→ Activity
Among the entries that follow, some lines contain the word "title". Show all of them.
+---+
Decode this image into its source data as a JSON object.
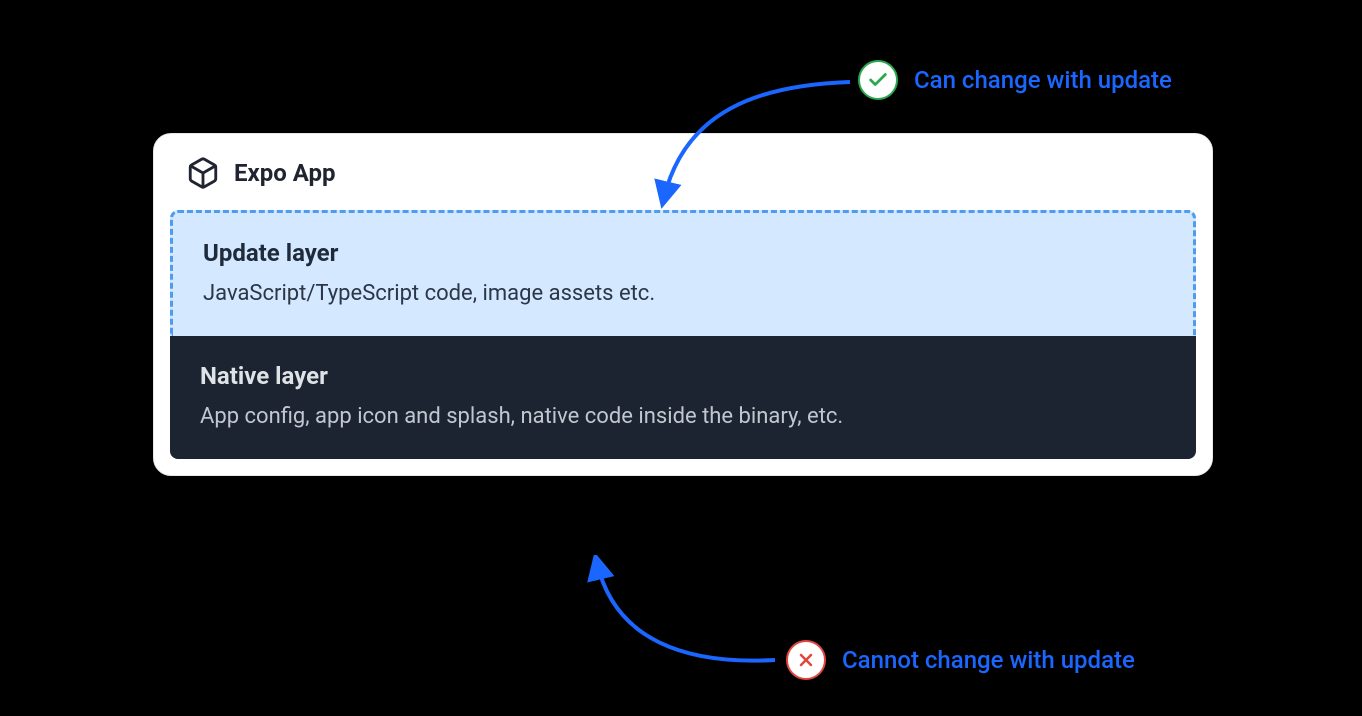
{
  "card": {
    "title": "Expo App",
    "update_layer": {
      "title": "Update layer",
      "description": "JavaScript/TypeScript code, image assets etc."
    },
    "native_layer": {
      "title": "Native layer",
      "description": "App config, app icon and splash, native code inside the binary, etc."
    }
  },
  "annotations": {
    "can_change": "Can change with update",
    "cannot_change": "Cannot change with update"
  },
  "colors": {
    "link_blue": "#1a66ff",
    "dash_blue": "#4e9cf2",
    "update_bg": "#d4e8ff",
    "native_bg": "#1b2430",
    "ok_green": "#2aa84e",
    "no_red": "#e2473e"
  }
}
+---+
→ Output below
    "title": "Expo App",
      "title": "Update layer",
      "title": "Native layer",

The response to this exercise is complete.